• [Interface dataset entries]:
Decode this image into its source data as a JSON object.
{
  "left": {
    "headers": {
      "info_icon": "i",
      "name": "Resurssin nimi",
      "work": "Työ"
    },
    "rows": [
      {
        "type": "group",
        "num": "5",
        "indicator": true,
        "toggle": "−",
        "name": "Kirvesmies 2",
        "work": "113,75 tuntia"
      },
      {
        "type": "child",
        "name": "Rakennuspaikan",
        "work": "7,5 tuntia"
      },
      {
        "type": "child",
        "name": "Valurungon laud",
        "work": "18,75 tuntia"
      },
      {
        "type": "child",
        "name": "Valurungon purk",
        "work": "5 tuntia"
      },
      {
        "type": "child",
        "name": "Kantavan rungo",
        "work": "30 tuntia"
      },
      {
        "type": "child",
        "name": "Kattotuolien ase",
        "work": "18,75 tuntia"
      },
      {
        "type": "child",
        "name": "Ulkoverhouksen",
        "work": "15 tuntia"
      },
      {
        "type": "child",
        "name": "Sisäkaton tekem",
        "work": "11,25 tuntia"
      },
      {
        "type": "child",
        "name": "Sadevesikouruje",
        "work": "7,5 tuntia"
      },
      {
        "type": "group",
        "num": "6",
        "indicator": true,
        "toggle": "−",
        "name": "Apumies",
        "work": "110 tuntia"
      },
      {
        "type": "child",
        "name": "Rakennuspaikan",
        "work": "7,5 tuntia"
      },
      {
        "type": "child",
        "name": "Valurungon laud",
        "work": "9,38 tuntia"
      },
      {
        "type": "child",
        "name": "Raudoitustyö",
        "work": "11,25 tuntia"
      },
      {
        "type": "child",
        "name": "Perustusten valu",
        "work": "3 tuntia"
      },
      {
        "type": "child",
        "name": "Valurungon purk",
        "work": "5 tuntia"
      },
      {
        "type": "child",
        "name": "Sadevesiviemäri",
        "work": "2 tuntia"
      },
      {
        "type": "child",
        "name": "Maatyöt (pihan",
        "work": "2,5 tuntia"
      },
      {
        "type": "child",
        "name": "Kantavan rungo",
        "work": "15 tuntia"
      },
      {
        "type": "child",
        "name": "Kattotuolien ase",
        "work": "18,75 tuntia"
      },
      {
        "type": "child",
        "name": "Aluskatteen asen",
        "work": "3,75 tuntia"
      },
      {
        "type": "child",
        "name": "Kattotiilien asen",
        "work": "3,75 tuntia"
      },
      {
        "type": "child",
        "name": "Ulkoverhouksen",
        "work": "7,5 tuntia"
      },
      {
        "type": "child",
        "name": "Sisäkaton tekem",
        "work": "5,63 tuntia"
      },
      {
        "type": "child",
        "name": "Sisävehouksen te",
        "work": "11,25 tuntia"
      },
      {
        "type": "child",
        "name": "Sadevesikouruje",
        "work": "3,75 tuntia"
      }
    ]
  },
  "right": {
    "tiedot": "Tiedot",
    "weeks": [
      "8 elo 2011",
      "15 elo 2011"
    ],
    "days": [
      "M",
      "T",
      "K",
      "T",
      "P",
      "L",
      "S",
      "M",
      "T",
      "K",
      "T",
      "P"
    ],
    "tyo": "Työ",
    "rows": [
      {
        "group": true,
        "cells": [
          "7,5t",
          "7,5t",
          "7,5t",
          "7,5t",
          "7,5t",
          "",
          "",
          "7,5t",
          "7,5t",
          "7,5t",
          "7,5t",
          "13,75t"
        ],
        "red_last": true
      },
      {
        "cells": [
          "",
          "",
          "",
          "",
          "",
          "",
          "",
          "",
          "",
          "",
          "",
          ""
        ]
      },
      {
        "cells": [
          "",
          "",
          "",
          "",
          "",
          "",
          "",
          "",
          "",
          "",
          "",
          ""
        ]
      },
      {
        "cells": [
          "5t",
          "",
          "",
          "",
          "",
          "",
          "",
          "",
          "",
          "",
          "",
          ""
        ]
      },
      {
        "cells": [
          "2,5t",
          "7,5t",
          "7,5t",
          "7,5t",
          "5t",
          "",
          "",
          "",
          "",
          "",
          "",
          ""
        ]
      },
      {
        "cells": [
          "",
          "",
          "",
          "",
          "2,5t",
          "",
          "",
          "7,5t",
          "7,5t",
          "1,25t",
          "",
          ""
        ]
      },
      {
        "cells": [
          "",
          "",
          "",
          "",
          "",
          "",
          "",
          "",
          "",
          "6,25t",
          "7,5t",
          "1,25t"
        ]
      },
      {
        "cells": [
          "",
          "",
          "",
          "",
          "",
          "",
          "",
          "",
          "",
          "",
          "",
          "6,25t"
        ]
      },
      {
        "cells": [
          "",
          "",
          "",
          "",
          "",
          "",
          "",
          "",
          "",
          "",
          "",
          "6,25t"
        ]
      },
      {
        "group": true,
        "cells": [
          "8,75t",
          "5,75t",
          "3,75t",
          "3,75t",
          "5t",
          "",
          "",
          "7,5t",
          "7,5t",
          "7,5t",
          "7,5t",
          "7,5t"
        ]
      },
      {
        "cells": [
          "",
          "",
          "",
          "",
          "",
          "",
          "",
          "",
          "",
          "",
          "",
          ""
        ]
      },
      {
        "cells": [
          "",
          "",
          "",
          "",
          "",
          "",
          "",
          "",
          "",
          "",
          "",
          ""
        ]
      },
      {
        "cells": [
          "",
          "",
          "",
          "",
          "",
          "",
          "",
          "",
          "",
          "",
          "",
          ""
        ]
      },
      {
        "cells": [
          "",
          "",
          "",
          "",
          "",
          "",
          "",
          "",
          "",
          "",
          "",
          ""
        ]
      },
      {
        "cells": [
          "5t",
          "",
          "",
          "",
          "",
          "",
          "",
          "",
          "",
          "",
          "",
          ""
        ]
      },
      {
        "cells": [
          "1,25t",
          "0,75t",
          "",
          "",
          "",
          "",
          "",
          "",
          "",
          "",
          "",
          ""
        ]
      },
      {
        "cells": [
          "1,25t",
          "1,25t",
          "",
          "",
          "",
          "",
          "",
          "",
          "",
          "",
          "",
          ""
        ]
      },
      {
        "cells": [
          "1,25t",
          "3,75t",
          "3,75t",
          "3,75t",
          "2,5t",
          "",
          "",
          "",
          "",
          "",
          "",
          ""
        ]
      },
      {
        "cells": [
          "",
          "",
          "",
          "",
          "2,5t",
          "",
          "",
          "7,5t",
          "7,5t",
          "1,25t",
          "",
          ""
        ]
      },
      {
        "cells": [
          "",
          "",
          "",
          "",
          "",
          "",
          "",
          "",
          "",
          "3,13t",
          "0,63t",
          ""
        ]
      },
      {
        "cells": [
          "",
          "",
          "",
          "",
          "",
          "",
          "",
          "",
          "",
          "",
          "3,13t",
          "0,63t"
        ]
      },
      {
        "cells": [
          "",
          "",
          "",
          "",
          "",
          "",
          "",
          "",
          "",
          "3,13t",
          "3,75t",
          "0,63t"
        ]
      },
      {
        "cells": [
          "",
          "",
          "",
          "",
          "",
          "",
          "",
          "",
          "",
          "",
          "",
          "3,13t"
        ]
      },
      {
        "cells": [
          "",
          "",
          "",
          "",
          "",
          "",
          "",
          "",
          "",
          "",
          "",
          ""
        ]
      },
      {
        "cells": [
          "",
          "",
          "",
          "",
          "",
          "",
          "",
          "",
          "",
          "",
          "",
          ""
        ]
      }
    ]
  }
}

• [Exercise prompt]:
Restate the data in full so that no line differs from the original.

• [Response below]:
Decode this image into its source data as a JSON object.
{
  "left": {
    "headers": {
      "info_icon": "i",
      "name": "Resurssin nimi",
      "work": "Työ"
    },
    "rows": [
      {
        "type": "group",
        "num": "5",
        "indicator": true,
        "toggle": "−",
        "name": "Kirvesmies 2",
        "work": "113,75 tuntia"
      },
      {
        "type": "child",
        "name": "Rakennuspaikan",
        "work": "7,5 tuntia"
      },
      {
        "type": "child",
        "name": "Valurungon laud",
        "work": "18,75 tuntia"
      },
      {
        "type": "child",
        "name": "Valurungon purk",
        "work": "5 tuntia"
      },
      {
        "type": "child",
        "name": "Kantavan rungo",
        "work": "30 tuntia"
      },
      {
        "type": "child",
        "name": "Kattotuolien ase",
        "work": "18,75 tuntia"
      },
      {
        "type": "child",
        "name": "Ulkoverhouksen",
        "work": "15 tuntia"
      },
      {
        "type": "child",
        "name": "Sisäkaton tekem",
        "work": "11,25 tuntia"
      },
      {
        "type": "child",
        "name": "Sadevesikouruje",
        "work": "7,5 tuntia"
      },
      {
        "type": "group",
        "num": "6",
        "indicator": true,
        "toggle": "−",
        "name": "Apumies",
        "work": "110 tuntia"
      },
      {
        "type": "child",
        "name": "Rakennuspaikan",
        "work": "7,5 tuntia"
      },
      {
        "type": "child",
        "name": "Valurungon laud",
        "work": "9,38 tuntia"
      },
      {
        "type": "child",
        "name": "Raudoitustyö",
        "work": "11,25 tuntia"
      },
      {
        "type": "child",
        "name": "Perustusten valu",
        "work": "3 tuntia"
      },
      {
        "type": "child",
        "name": "Valurungon purk",
        "work": "5 tuntia"
      },
      {
        "type": "child",
        "name": "Sadevesiviemäri",
        "work": "2 tuntia"
      },
      {
        "type": "child",
        "name": "Maatyöt (pihan",
        "work": "2,5 tuntia"
      },
      {
        "type": "child",
        "name": "Kantavan rungo",
        "work": "15 tuntia"
      },
      {
        "type": "child",
        "name": "Kattotuolien ase",
        "work": "18,75 tuntia"
      },
      {
        "type": "child",
        "name": "Aluskatteen asen",
        "work": "3,75 tuntia"
      },
      {
        "type": "child",
        "name": "Kattotiilien asen",
        "work": "3,75 tuntia"
      },
      {
        "type": "child",
        "name": "Ulkoverhouksen",
        "work": "7,5 tuntia"
      },
      {
        "type": "child",
        "name": "Sisäkaton tekem",
        "work": "5,63 tuntia"
      },
      {
        "type": "child",
        "name": "Sisävehouksen te",
        "work": "11,25 tuntia"
      },
      {
        "type": "child",
        "name": "Sadevesikouruje",
        "work": "3,75 tuntia"
      }
    ]
  },
  "right": {
    "tiedot": "Tiedot",
    "weeks": [
      "8 elo 2011",
      "15 elo 2011"
    ],
    "days": [
      "M",
      "T",
      "K",
      "T",
      "P",
      "L",
      "S",
      "M",
      "T",
      "K",
      "T",
      "P"
    ],
    "tyo": "Työ",
    "rows": [
      {
        "group": true,
        "cells": [
          "7,5t",
          "7,5t",
          "7,5t",
          "7,5t",
          "7,5t",
          "",
          "",
          "7,5t",
          "7,5t",
          "7,5t",
          "7,5t",
          "13,75t"
        ],
        "red_last": true
      },
      {
        "cells": [
          "",
          "",
          "",
          "",
          "",
          "",
          "",
          "",
          "",
          "",
          "",
          ""
        ]
      },
      {
        "cells": [
          "",
          "",
          "",
          "",
          "",
          "",
          "",
          "",
          "",
          "",
          "",
          ""
        ]
      },
      {
        "cells": [
          "5t",
          "",
          "",
          "",
          "",
          "",
          "",
          "",
          "",
          "",
          "",
          ""
        ]
      },
      {
        "cells": [
          "2,5t",
          "7,5t",
          "7,5t",
          "7,5t",
          "5t",
          "",
          "",
          "",
          "",
          "",
          "",
          ""
        ]
      },
      {
        "cells": [
          "",
          "",
          "",
          "",
          "2,5t",
          "",
          "",
          "7,5t",
          "7,5t",
          "1,25t",
          "",
          ""
        ]
      },
      {
        "cells": [
          "",
          "",
          "",
          "",
          "",
          "",
          "",
          "",
          "",
          "6,25t",
          "7,5t",
          "1,25t"
        ]
      },
      {
        "cells": [
          "",
          "",
          "",
          "",
          "",
          "",
          "",
          "",
          "",
          "",
          "",
          "6,25t"
        ]
      },
      {
        "cells": [
          "",
          "",
          "",
          "",
          "",
          "",
          "",
          "",
          "",
          "",
          "",
          "6,25t"
        ]
      },
      {
        "group": true,
        "cells": [
          "8,75t",
          "5,75t",
          "3,75t",
          "3,75t",
          "5t",
          "",
          "",
          "7,5t",
          "7,5t",
          "7,5t",
          "7,5t",
          "7,5t"
        ]
      },
      {
        "cells": [
          "",
          "",
          "",
          "",
          "",
          "",
          "",
          "",
          "",
          "",
          "",
          ""
        ]
      },
      {
        "cells": [
          "",
          "",
          "",
          "",
          "",
          "",
          "",
          "",
          "",
          "",
          "",
          ""
        ]
      },
      {
        "cells": [
          "",
          "",
          "",
          "",
          "",
          "",
          "",
          "",
          "",
          "",
          "",
          ""
        ]
      },
      {
        "cells": [
          "",
          "",
          "",
          "",
          "",
          "",
          "",
          "",
          "",
          "",
          "",
          ""
        ]
      },
      {
        "cells": [
          "5t",
          "",
          "",
          "",
          "",
          "",
          "",
          "",
          "",
          "",
          "",
          ""
        ]
      },
      {
        "cells": [
          "1,25t",
          "0,75t",
          "",
          "",
          "",
          "",
          "",
          "",
          "",
          "",
          "",
          ""
        ]
      },
      {
        "cells": [
          "1,25t",
          "1,25t",
          "",
          "",
          "",
          "",
          "",
          "",
          "",
          "",
          "",
          ""
        ]
      },
      {
        "cells": [
          "1,25t",
          "3,75t",
          "3,75t",
          "3,75t",
          "2,5t",
          "",
          "",
          "",
          "",
          "",
          "",
          ""
        ]
      },
      {
        "cells": [
          "",
          "",
          "",
          "",
          "2,5t",
          "",
          "",
          "7,5t",
          "7,5t",
          "1,25t",
          "",
          ""
        ]
      },
      {
        "cells": [
          "",
          "",
          "",
          "",
          "",
          "",
          "",
          "",
          "",
          "3,13t",
          "0,63t",
          ""
        ]
      },
      {
        "cells": [
          "",
          "",
          "",
          "",
          "",
          "",
          "",
          "",
          "",
          "",
          "3,13t",
          "0,63t"
        ]
      },
      {
        "cells": [
          "",
          "",
          "",
          "",
          "",
          "",
          "",
          "",
          "",
          "3,13t",
          "3,75t",
          "0,63t"
        ]
      },
      {
        "cells": [
          "",
          "",
          "",
          "",
          "",
          "",
          "",
          "",
          "",
          "",
          "",
          "3,13t"
        ]
      },
      {
        "cells": [
          "",
          "",
          "",
          "",
          "",
          "",
          "",
          "",
          "",
          "",
          "",
          ""
        ]
      },
      {
        "cells": [
          "",
          "",
          "",
          "",
          "",
          "",
          "",
          "",
          "",
          "",
          "",
          ""
        ]
      }
    ]
  }
}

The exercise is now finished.